**Interface dataset entries**

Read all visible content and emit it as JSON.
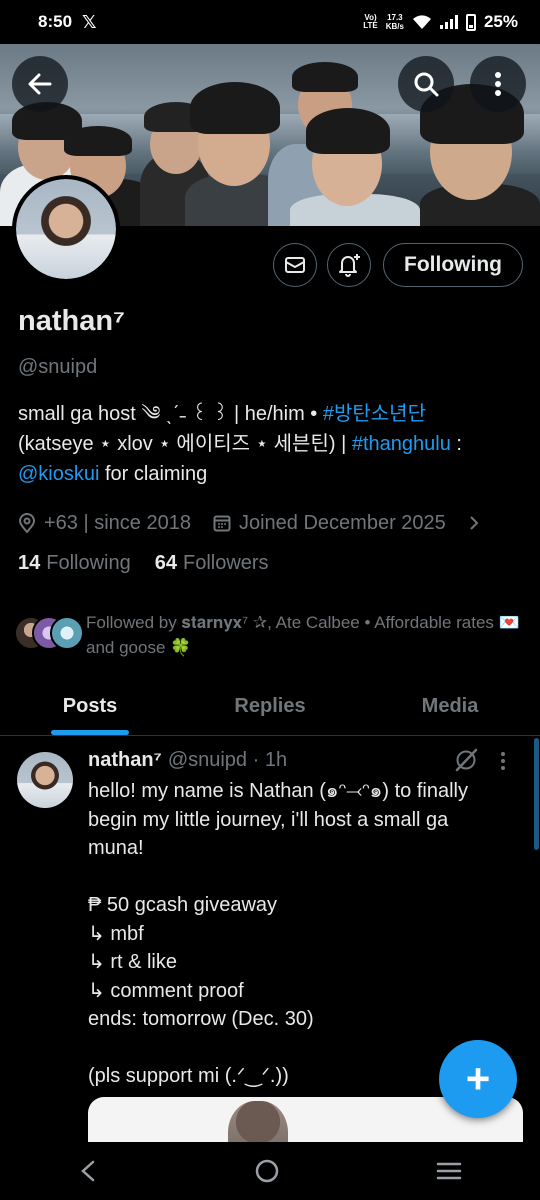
{
  "status_bar": {
    "time": "8:50",
    "x_logo": "𝕏",
    "volte": "Vo)\nLTE",
    "net_speed_value": "17.3",
    "net_speed_unit": "KB/s",
    "battery": "25%"
  },
  "header": {
    "back_icon": "arrow-left-icon",
    "search_icon": "search-icon",
    "more_icon": "more-vertical-icon"
  },
  "profile": {
    "display_name": "nathan⁷",
    "handle": "@snuipd",
    "follow_button": "Following",
    "bio_line1_prefix": "small ga host ༄ ˎˊ˗ ꒰ ꒱ | he/him • ",
    "bio_hashtag1": "#방탄소년단",
    "bio_line2_prefix": "(katseye ⋆ xlov ⋆ 에이티즈 ⋆ 세븐틴) | ",
    "bio_hashtag2": "#thanghulu",
    "bio_line2_suffix": " :",
    "bio_mention": "@kioskui",
    "bio_line3_suffix": " for claiming",
    "location": "+63 | since 2018",
    "joined": "Joined December 2025",
    "following_count": "14",
    "following_label": "Following",
    "followers_count": "64",
    "followers_label": "Followers",
    "followed_by": "Followed by 𝐬𝐭𝐚𝐫𝐧𝐲𝐱⁷ ✰, Ate Calbee • Affordable rates 💌 and goose 🍀"
  },
  "tabs": [
    "Posts",
    "Replies",
    "Media"
  ],
  "post": {
    "name": "nathan⁷",
    "meta": "@snuipd · 1h",
    "body": "hello! my name is Nathan (๑ᵔ⤙ᵔ๑) to finally begin my little journey, i'll host a small ga muna!\n\n₱ 50 gcash giveaway\n↳ mbf\n↳ rt & like\n↳ comment proof\nends: tomorrow (Dec. 30)\n\n(pls support mi (.ᐟ‿ᐟ.))"
  },
  "fab_label": "+",
  "colors": {
    "accent": "#1d9bf0",
    "background": "#000000",
    "text_primary": "#e7e9ea",
    "text_secondary": "#71767b"
  }
}
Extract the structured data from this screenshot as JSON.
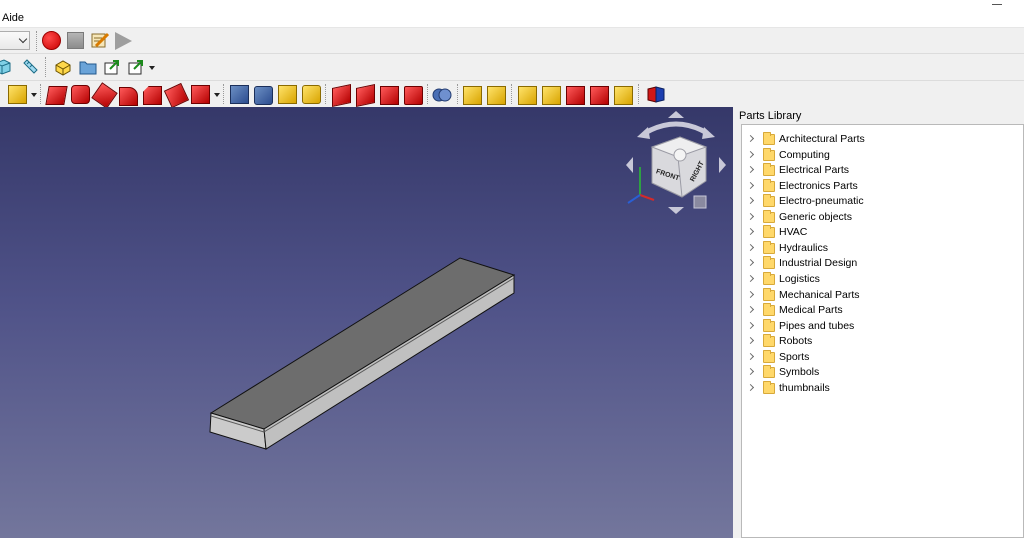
{
  "menubar": {
    "menu_aide": "Aide"
  },
  "macro_toolbar": {
    "workbench_select_value": "",
    "icons": [
      "macro-record-icon",
      "macro-stop-icon",
      "macro-edit-icon",
      "macro-play-icon"
    ]
  },
  "view_toolbar": {
    "icons": [
      "view-cube-icon",
      "measure-ruler-icon",
      "part-yellow-icon",
      "folder-icon",
      "export-icon",
      "export-dropdown-icon"
    ]
  },
  "part_toolbar": {
    "icons": [
      "primitive-yellow-icon",
      "extrude-icon",
      "revolve-icon",
      "mirror-icon",
      "fillet-icon",
      "chamfer-icon",
      "make-face-icon",
      "ruled-surface-icon",
      "loft-icon",
      "sweep-icon",
      "section-icon",
      "cross-sections-icon",
      "offset-icon",
      "thickness-icon",
      "boolean-icon",
      "join-icon",
      "check-geometry-icon",
      "measure-linear-icon",
      "measure-angular-icon",
      "measure-refresh-icon",
      "measure-clear-icon",
      "toggle-3d-icon",
      "toggle-delta-icon",
      "color-icon"
    ]
  },
  "navigation_cube": {
    "face_front": "FRONT",
    "face_right": "RIGHT"
  },
  "colors": {
    "viewport_top": "#353869",
    "viewport_bottom": "#73769c",
    "part_top": "#6d6d6d",
    "part_side": "#cbcbcb",
    "folder": "#ffd86a"
  },
  "parts_library": {
    "title": "Parts Library",
    "items": [
      {
        "label": "Architectural Parts"
      },
      {
        "label": "Computing"
      },
      {
        "label": "Electrical Parts"
      },
      {
        "label": "Electronics Parts"
      },
      {
        "label": "Electro-pneumatic"
      },
      {
        "label": "Generic objects"
      },
      {
        "label": "HVAC"
      },
      {
        "label": "Hydraulics"
      },
      {
        "label": "Industrial Design"
      },
      {
        "label": "Logistics"
      },
      {
        "label": "Mechanical Parts"
      },
      {
        "label": "Medical Parts"
      },
      {
        "label": "Pipes and tubes"
      },
      {
        "label": "Robots"
      },
      {
        "label": "Sports"
      },
      {
        "label": "Symbols"
      },
      {
        "label": "thumbnails"
      }
    ]
  }
}
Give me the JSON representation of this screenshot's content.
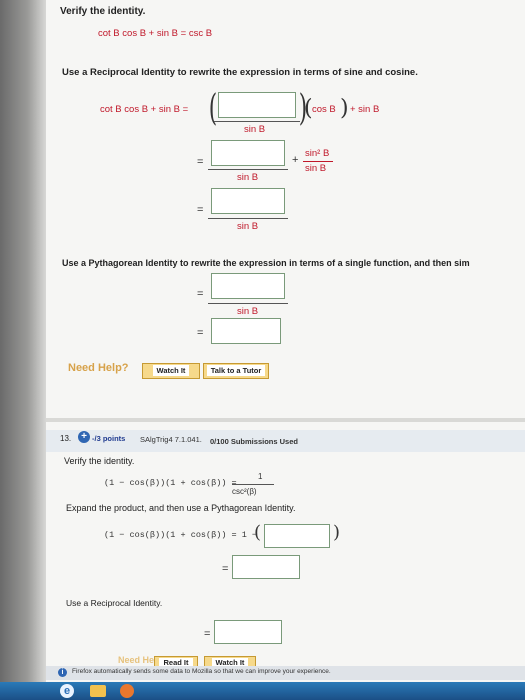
{
  "top": {
    "title": "Verify the identity.",
    "identity": "cot B cos B + sin B = csc B",
    "instruction1": "Use a Reciprocal Identity to rewrite the expression in terms of sine and cosine.",
    "lhs": "cot B cos B + sin B =",
    "cosB": "cos B",
    "plus_sinB": "+ sin B",
    "sinB": "sin B",
    "sin2B": "sin² B",
    "plus": "+",
    "equals": "=",
    "instruction2": "Use a Pythagorean Identity to rewrite the expression in terms of a single function, and then sim",
    "need_help": "Need Help?",
    "watch_it": "Watch It",
    "talk_tutor": "Talk to a Tutor"
  },
  "q13": {
    "number": "13.",
    "points": "-/3 points",
    "source": "SAlgTrig4 7.1.041.",
    "submissions": "0/100 Submissions Used",
    "title": "Verify the identity.",
    "identity_lhs": "(1 − cos(β))(1 + cos(β)) =",
    "frac_num": "1",
    "frac_den": "csc²(β)",
    "instruction1": "Expand the product, and then use a Pythagorean Identity.",
    "expr": "(1 − cos(β))(1 + cos(β)) = 1 −",
    "equals": "=",
    "instruction2": "Use a Reciprocal Identity.",
    "need_help": "Need Help?",
    "read_it": "Read It",
    "watch_it": "Watch It"
  },
  "footer": {
    "notice": "Firefox automatically sends some data to Mozilla so that we can improve your experience."
  },
  "colors": {
    "math_red": "#c0182a",
    "button_gold": "#f6d98b",
    "accent_blue": "#1f3a5f"
  }
}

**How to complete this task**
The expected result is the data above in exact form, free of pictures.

**Solution for this exercise**
Read all visible content and emit it as JSON.
{
  "status_bar": {
    "time": "8:50",
    "x_logo": "𝕏",
    "volte": "Vo)\nLTE",
    "net_speed_value": "17.3",
    "net_speed_unit": "KB/s",
    "battery": "25%"
  },
  "header": {
    "back_icon": "arrow-left-icon",
    "search_icon": "search-icon",
    "more_icon": "more-vertical-icon"
  },
  "profile": {
    "display_name": "nathan⁷",
    "handle": "@snuipd",
    "follow_button": "Following",
    "bio_line1_prefix": "small ga host ༄ ˎˊ˗ ꒰ ꒱ | he/him • ",
    "bio_hashtag1": "#방탄소년단",
    "bio_line2_prefix": "(katseye ⋆ xlov ⋆ 에이티즈 ⋆ 세븐틴) | ",
    "bio_hashtag2": "#thanghulu",
    "bio_line2_suffix": " :",
    "bio_mention": "@kioskui",
    "bio_line3_suffix": " for claiming",
    "location": "+63 | since 2018",
    "joined": "Joined December 2025",
    "following_count": "14",
    "following_label": "Following",
    "followers_count": "64",
    "followers_label": "Followers",
    "followed_by": "Followed by 𝐬𝐭𝐚𝐫𝐧𝐲𝐱⁷ ✰, Ate Calbee • Affordable rates 💌 and goose 🍀"
  },
  "tabs": [
    "Posts",
    "Replies",
    "Media"
  ],
  "post": {
    "name": "nathan⁷",
    "meta": "@snuipd · 1h",
    "body": "hello! my name is Nathan (๑ᵔ⤙ᵔ๑) to finally begin my little journey, i'll host a small ga muna!\n\n₱ 50 gcash giveaway\n↳ mbf\n↳ rt & like\n↳ comment proof\nends: tomorrow (Dec. 30)\n\n(pls support mi (.ᐟ‿ᐟ.))"
  },
  "fab_label": "+",
  "colors": {
    "accent": "#1d9bf0",
    "background": "#000000",
    "text_primary": "#e7e9ea",
    "text_secondary": "#71767b"
  }
}
Extract the structured data from this screenshot as JSON.
{
  "menubar": {
    "menu_aide": "Aide"
  },
  "macro_toolbar": {
    "workbench_select_value": "",
    "icons": [
      "macro-record-icon",
      "macro-stop-icon",
      "macro-edit-icon",
      "macro-play-icon"
    ]
  },
  "view_toolbar": {
    "icons": [
      "view-cube-icon",
      "measure-ruler-icon",
      "part-yellow-icon",
      "folder-icon",
      "export-icon",
      "export-dropdown-icon"
    ]
  },
  "part_toolbar": {
    "icons": [
      "primitive-yellow-icon",
      "extrude-icon",
      "revolve-icon",
      "mirror-icon",
      "fillet-icon",
      "chamfer-icon",
      "make-face-icon",
      "ruled-surface-icon",
      "loft-icon",
      "sweep-icon",
      "section-icon",
      "cross-sections-icon",
      "offset-icon",
      "thickness-icon",
      "boolean-icon",
      "join-icon",
      "check-geometry-icon",
      "measure-linear-icon",
      "measure-angular-icon",
      "measure-refresh-icon",
      "measure-clear-icon",
      "toggle-3d-icon",
      "toggle-delta-icon",
      "color-icon"
    ]
  },
  "navigation_cube": {
    "face_front": "FRONT",
    "face_right": "RIGHT"
  },
  "colors": {
    "viewport_top": "#353869",
    "viewport_bottom": "#73769c",
    "part_top": "#6d6d6d",
    "part_side": "#cbcbcb",
    "folder": "#ffd86a"
  },
  "parts_library": {
    "title": "Parts Library",
    "items": [
      {
        "label": "Architectural Parts"
      },
      {
        "label": "Computing"
      },
      {
        "label": "Electrical Parts"
      },
      {
        "label": "Electronics Parts"
      },
      {
        "label": "Electro-pneumatic"
      },
      {
        "label": "Generic objects"
      },
      {
        "label": "HVAC"
      },
      {
        "label": "Hydraulics"
      },
      {
        "label": "Industrial Design"
      },
      {
        "label": "Logistics"
      },
      {
        "label": "Mechanical Parts"
      },
      {
        "label": "Medical Parts"
      },
      {
        "label": "Pipes and tubes"
      },
      {
        "label": "Robots"
      },
      {
        "label": "Sports"
      },
      {
        "label": "Symbols"
      },
      {
        "label": "thumbnails"
      }
    ]
  }
}
Give me the JSON representation of this screenshot's content.
{
  "top": {
    "title": "Verify the identity.",
    "identity": "cot B cos B + sin B = csc B",
    "instruction1": "Use a Reciprocal Identity to rewrite the expression in terms of sine and cosine.",
    "lhs": "cot B cos B + sin B =",
    "cosB": "cos B",
    "plus_sinB": "+ sin B",
    "sinB": "sin B",
    "sin2B": "sin² B",
    "plus": "+",
    "equals": "=",
    "instruction2": "Use a Pythagorean Identity to rewrite the expression in terms of a single function, and then sim",
    "need_help": "Need Help?",
    "watch_it": "Watch It",
    "talk_tutor": "Talk to a Tutor"
  },
  "q13": {
    "number": "13.",
    "points": "-/3 points",
    "source": "SAlgTrig4 7.1.041.",
    "submissions": "0/100 Submissions Used",
    "title": "Verify the identity.",
    "identity_lhs": "(1 − cos(β))(1 + cos(β)) =",
    "frac_num": "1",
    "frac_den": "csc²(β)",
    "instruction1": "Expand the product, and then use a Pythagorean Identity.",
    "expr": "(1 − cos(β))(1 + cos(β)) = 1 −",
    "equals": "=",
    "instruction2": "Use a Reciprocal Identity.",
    "need_help": "Need Help?",
    "read_it": "Read It",
    "watch_it": "Watch It"
  },
  "footer": {
    "notice": "Firefox automatically sends some data to Mozilla so that we can improve your experience."
  },
  "colors": {
    "math_red": "#c0182a",
    "button_gold": "#f6d98b",
    "accent_blue": "#1f3a5f"
  }
}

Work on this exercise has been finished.